------ Supplied data

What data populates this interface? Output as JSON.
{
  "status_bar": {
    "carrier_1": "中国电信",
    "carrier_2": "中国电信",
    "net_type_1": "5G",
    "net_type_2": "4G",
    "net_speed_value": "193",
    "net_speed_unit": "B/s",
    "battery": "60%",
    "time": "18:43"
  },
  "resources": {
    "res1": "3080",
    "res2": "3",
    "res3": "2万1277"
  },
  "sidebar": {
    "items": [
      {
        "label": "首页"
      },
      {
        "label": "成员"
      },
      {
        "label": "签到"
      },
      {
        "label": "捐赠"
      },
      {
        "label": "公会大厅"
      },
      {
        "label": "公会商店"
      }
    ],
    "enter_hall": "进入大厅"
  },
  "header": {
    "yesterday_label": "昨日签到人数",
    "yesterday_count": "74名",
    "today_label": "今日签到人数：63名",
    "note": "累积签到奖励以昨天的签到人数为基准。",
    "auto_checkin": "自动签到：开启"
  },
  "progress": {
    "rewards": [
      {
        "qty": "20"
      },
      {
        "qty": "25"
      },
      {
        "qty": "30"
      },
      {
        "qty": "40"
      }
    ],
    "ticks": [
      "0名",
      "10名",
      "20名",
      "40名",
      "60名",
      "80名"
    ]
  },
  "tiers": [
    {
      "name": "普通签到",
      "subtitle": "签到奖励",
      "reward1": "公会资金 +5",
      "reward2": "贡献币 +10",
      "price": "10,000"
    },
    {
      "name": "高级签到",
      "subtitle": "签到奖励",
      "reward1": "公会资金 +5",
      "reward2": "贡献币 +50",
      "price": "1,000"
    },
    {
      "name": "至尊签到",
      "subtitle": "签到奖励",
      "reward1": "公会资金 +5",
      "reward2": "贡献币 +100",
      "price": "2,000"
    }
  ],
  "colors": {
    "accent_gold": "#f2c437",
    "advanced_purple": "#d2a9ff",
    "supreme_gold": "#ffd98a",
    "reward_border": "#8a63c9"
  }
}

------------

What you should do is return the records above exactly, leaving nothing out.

Answer to the exercise:
What data populates this interface? Output as JSON.
{
  "status_bar": {
    "carrier_1": "中国电信",
    "carrier_2": "中国电信",
    "net_type_1": "5G",
    "net_type_2": "4G",
    "net_speed_value": "193",
    "net_speed_unit": "B/s",
    "battery": "60%",
    "time": "18:43"
  },
  "resources": {
    "res1": "3080",
    "res2": "3",
    "res3": "2万1277"
  },
  "sidebar": {
    "items": [
      {
        "label": "首页"
      },
      {
        "label": "成员"
      },
      {
        "label": "签到"
      },
      {
        "label": "捐赠"
      },
      {
        "label": "公会大厅"
      },
      {
        "label": "公会商店"
      }
    ],
    "enter_hall": "进入大厅"
  },
  "header": {
    "yesterday_label": "昨日签到人数",
    "yesterday_count": "74名",
    "today_label": "今日签到人数：63名",
    "note": "累积签到奖励以昨天的签到人数为基准。",
    "auto_checkin": "自动签到：开启"
  },
  "progress": {
    "rewards": [
      {
        "qty": "20"
      },
      {
        "qty": "25"
      },
      {
        "qty": "30"
      },
      {
        "qty": "40"
      }
    ],
    "ticks": [
      "0名",
      "10名",
      "20名",
      "40名",
      "60名",
      "80名"
    ]
  },
  "tiers": [
    {
      "name": "普通签到",
      "subtitle": "签到奖励",
      "reward1": "公会资金 +5",
      "reward2": "贡献币 +10",
      "price": "10,000"
    },
    {
      "name": "高级签到",
      "subtitle": "签到奖励",
      "reward1": "公会资金 +5",
      "reward2": "贡献币 +50",
      "price": "1,000"
    },
    {
      "name": "至尊签到",
      "subtitle": "签到奖励",
      "reward1": "公会资金 +5",
      "reward2": "贡献币 +100",
      "price": "2,000"
    }
  ],
  "colors": {
    "accent_gold": "#f2c437",
    "advanced_purple": "#d2a9ff",
    "supreme_gold": "#ffd98a",
    "reward_border": "#8a63c9"
  }
}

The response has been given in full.